Partner IBS-Membrane will perform structural characterization of OLPVRI and OLPVRII in their different conformational states by X-ray crystallography, time-resolved serial crystallography, and single-particle cryo-electron microscopy using advanced European instruments (Grenoble synchrotron, Hamburg X-ray free electron laser, and Grenoble Titan Krios). The partner will also perform in vitro functional characterization of the proteins.
In parallel, partner IBS-Channels will characterize the function the viral rhodopsins in model cells and optimize their properties by protein engineering informed by structural data.
Partner iBV will test the optogenetic potential of the proteins in neuronal cells and brain slices.

The proposed tasks are extremely challenging. However, the feasibility of the project is asserted by solid preliminary data and proven successful experience of the partners in the corresponding fields of science and methodologies. In particular, a high-resolution structure of OLPVRII in the ground state has already been obtained and functional characterization of OLPVRI has been started.

Project coordinator

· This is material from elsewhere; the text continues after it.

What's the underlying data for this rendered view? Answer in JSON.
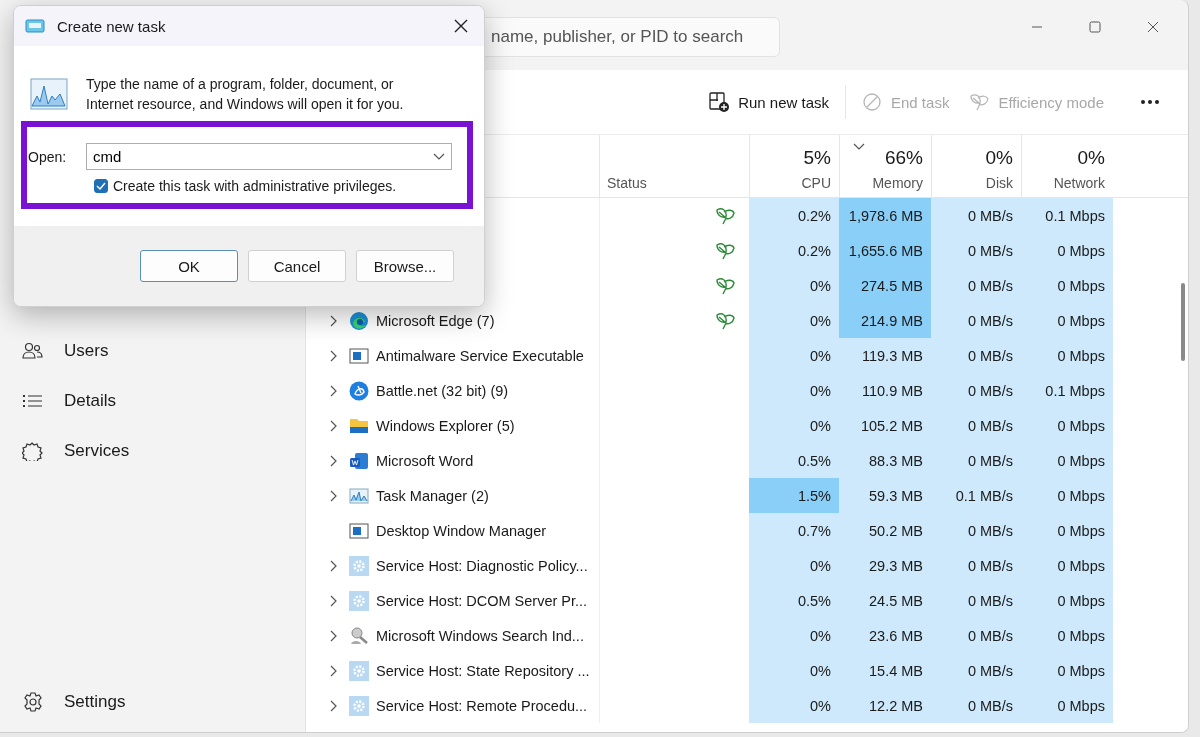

Monsieur Michel Vivaudou (INSTITUT DE BIOLOGIE STRUCTURALE)

The author of this summary is the project coordinator, who is responsible for the content of this summary. The ANR declines any responsibility as for its contents.

Partner

iBV Institut de biologie de Valrose
IBS-Membrane INSTITUT DE BIOLOGIE STRUCTURALE
IBS-Channels INSTITUT DE BIOLOGIE STRUCTURALE

Help of the ANR 591,380 euros
Beginning and duration of the scientific project: November 2019 - 48 Months

Useful links

Explorez notre base de projets financés

 

 

ANR makes available its datasets on funded projects, click here to find more.

Sign up for the latest news:
Subscribe to our newsletter